I am pleased to say that we are making progress. By making dental health a priority, we saw over half-a-billion dollars in the last budget put into dental health initiatives as a down-payment on a bigger reform. Now, by working with the government, we have achieved the next phase of reform. In August, a $4 billion dental reform package was announced. This includes $1.3 billion in new money for the nation's public dental services so that they can hire more dentists, build new infrastructure and stay open longer. We also achieved $225 million for grants so that nobody will miss out. Rural and remote communities and other areas that are missing out will be able to access this money to ensure that every Australian has access to services when they need them.

But the biggest reform of all is a new Medicare entitlement for kids, with $2.7 billion to be spent over four years to give all kids in families receiving family tax benefit A access to essential preventative and restorative dental care. That is 3.4 million kids who will be able to go to the dentist of their choice, hand over their Medicare card and get seen. This is the biggest dental reform in Australia's history. It is a big injection of funds and it means millions of Australians will get better care sooner. It is also a better investment. By investing in the dental health of our children, we ensure that there will be a generation of adults who have better dental health than many of us could boast today.

This bill implements the first stage of this reform. It alters the Dental Benefits Act to enable all children in family tax benefit A families to access a schedule of services that will enable them to get good dental care. This entitlement can be used in public or private clinics. You can take the kids to the dentist that you prefer, from the family dentist to the dentist in the school dental van. The entitlement will be for $1,000 in services every two years.
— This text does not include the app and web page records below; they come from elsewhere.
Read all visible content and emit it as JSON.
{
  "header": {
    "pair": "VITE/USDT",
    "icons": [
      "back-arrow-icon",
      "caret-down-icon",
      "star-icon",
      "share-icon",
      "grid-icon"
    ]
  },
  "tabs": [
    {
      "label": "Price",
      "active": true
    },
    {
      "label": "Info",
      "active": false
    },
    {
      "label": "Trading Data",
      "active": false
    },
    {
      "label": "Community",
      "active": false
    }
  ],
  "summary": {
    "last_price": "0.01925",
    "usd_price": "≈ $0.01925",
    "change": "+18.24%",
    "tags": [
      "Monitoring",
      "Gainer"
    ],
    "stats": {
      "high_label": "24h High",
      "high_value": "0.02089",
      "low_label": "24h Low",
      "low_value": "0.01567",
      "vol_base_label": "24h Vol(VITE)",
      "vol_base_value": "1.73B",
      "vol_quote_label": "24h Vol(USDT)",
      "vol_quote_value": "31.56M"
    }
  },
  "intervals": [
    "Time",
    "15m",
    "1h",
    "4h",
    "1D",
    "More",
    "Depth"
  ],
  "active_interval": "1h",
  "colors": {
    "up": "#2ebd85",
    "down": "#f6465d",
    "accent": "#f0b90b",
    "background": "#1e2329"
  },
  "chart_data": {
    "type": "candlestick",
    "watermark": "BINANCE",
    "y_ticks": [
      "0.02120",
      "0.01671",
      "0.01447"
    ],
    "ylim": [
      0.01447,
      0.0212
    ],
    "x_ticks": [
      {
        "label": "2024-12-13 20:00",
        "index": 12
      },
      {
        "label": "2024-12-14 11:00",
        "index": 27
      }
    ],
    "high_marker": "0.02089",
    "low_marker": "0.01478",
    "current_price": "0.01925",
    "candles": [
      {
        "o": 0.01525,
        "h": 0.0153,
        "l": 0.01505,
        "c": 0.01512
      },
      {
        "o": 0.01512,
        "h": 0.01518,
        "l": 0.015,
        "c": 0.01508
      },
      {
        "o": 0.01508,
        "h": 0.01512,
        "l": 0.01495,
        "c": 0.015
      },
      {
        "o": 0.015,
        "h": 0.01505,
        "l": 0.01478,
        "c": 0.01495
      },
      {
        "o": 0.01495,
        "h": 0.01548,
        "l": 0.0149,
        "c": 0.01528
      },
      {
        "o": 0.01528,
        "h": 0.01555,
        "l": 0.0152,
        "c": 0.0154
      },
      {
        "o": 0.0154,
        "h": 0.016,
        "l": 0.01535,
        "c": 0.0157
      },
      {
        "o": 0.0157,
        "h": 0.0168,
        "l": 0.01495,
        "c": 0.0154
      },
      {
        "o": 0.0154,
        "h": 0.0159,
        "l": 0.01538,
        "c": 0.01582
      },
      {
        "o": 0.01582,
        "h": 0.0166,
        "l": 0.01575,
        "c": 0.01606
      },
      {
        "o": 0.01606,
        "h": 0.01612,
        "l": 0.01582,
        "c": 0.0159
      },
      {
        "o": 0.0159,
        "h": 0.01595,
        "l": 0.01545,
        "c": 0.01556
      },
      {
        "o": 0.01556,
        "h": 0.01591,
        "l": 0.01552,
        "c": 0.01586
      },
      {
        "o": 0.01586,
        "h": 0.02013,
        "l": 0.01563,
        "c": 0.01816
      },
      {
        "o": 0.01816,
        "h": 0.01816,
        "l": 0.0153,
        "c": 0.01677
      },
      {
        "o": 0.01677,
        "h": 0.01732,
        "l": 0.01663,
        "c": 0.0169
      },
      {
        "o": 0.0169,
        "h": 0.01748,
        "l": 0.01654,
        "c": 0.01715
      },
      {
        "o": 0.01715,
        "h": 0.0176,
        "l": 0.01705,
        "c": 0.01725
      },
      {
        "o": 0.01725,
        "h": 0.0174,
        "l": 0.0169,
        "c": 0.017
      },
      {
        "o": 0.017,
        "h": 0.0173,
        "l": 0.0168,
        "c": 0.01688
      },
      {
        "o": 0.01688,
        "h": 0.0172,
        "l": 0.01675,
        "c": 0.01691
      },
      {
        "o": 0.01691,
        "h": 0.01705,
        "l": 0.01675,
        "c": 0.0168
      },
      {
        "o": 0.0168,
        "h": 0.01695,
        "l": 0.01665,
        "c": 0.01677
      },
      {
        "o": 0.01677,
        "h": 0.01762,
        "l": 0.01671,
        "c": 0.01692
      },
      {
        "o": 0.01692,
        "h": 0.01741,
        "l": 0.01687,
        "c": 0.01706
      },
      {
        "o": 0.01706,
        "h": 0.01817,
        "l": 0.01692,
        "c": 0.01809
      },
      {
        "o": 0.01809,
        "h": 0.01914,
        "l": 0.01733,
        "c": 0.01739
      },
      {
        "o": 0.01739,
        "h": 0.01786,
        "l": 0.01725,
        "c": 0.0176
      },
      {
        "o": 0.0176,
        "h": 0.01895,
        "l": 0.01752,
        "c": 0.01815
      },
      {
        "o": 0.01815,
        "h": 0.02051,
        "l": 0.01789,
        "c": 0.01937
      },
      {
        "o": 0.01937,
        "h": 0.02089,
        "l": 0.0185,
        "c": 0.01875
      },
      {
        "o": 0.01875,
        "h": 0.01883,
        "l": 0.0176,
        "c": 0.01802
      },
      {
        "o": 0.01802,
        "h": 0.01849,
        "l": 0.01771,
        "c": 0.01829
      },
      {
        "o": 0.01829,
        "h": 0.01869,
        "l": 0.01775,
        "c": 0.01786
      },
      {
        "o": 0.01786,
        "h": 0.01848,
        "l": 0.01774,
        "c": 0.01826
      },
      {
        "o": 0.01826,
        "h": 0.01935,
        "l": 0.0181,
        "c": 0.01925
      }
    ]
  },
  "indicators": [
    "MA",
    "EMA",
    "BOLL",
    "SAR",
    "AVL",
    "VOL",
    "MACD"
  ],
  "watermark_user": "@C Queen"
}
Unfortunately, part of this reform involves the closure of the Chronic Disease Dental Scheme. This scheme had many inefficiencies. It was also inequitable, as it was not means-tested. Some people could get thousands of dollars in treatment while others who did not qualify under the uncertain definition of 'chronic disease' could get nothing. Still, it was publicly funded dental care and we do not deny that many people got treatment. That is why the Greens kept it open for an extra four years while we negotiated something for the future. It is regrettable that some people will lose an entitlement, but as part of this package we have ensured that the public system will have as many extra resources as possible so that those in dire need will have somewhere to go. In the end, the new reform will lead to greater equity. More people will get the services that they need to stay healthy.

The Greens believe that everybody deserves access to the best in dental care. Nobody should miss out. We will continue to build on this reform until we have achieved that vision and nobody is excluded. This bill is consistent with that goal. By establishing the Child Dental Benefits Schedule we have taken a big step towards universal dental care, giving 3.4 million young Australians access to Medicare funded dental care. But it is only a first step. One day, going to the dentist will be like going to the doctor. We are a rich nation and we can afford to do it. We should strive to lead the world in health care. There can be no better way to spend the dividends of our prosperity than on better health care. There can be no more equitable way to spend than to share that care with those who presently cannot afford it.

Yes, we are not there yet. If we had our way, the Greens would get us there much faster. This bill and this reform involved many compromises. But they serve as an excellent example of what a minority government can do when people from different sides of politics get together to work in good faith. I congratulate the government on this reform and I am proud of the role that the Greens and the people of Melbourne have played in it. It will make a difference in the lives of many people, and not a moment too soon. I commend the bill to the House.